For a directorial flourish, Marshall intercuts a euphoric July 1979 Bee Gees concert in Oakland with an event that happened two days later: “Disco Demolition Night,” promoted by Steve Dahl, a rock disc jockey who had popularized the obnoxious slogan “Disco Sucks.” Between games of a Chicago White Sox doubleheader at Comiskey Park, Dahl exploded a pile of disco records, which set off a hugely destructive crowd rampage. In the documentary, Vince Lawrence, who worked as an usher at Comiskey Park that night and later became a house-music producer, describes the event in hindsight as “a racist, homophobic book-burning.”
The Bee Gees finished their tour amid bomb threats; radio stations pivoted away from dance music and shunned the Bee Gees. “We’re just a pop group, we’re not a political force,” a defensive Barry Gibb says in television footage from the time. “We’re just making music, and I don’t think there’s any reason to chalk us off because we existed in the ’70s and we would like to exist in the ’80s.”

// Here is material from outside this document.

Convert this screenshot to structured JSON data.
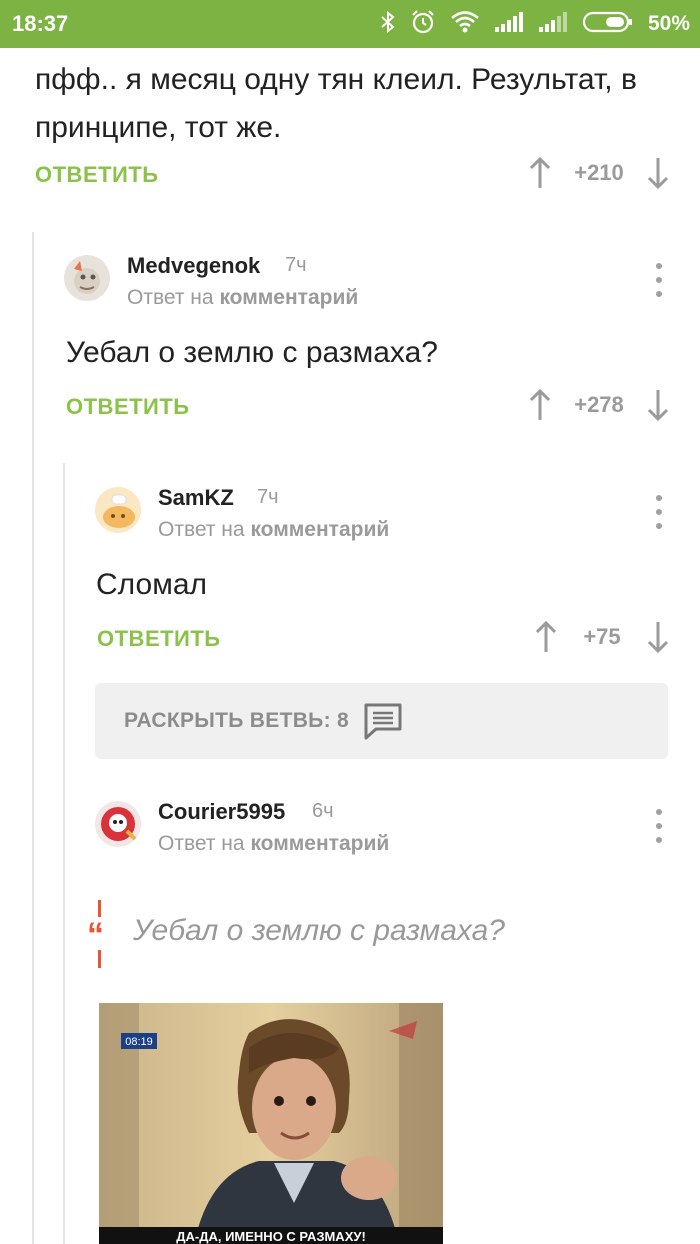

Avoiding the spotlight, the Gibb brothers persisted as songwriters and producers. The longtime Bee Gees sound — tuneful midtempo ballads, vocal high harmonies, distinctive chord progressions — comes through unmistakably in songs they wrote for others, including Barbra Streisand’s “Woman in Love,” Dionne Warwick’s “Heartbreaker” and the Kenny Rogers-Dolly Parton duet “Islands in the Stream.” Even in post-disco purgatory, the Bee Gees were still hitmakers. And as disco and the backlash receded (and dance music never went away), the Bee Gees returned more modestly, making albums every few years and garnering the respect they deserved. Yes, they got into the Rock & Roll Hall of Fame — but not until 1997.
Maurice Gibb died in 2003, Robin Gibb in 2012; that vocal blend is extinct. In the documentary, Barry Gibb understands exactly what his brothers and his band accomplished. “We never really had a category. We just had periods and we managed to fit into different eras,” he reflects. “We didn’t always connect. But we stayed around.”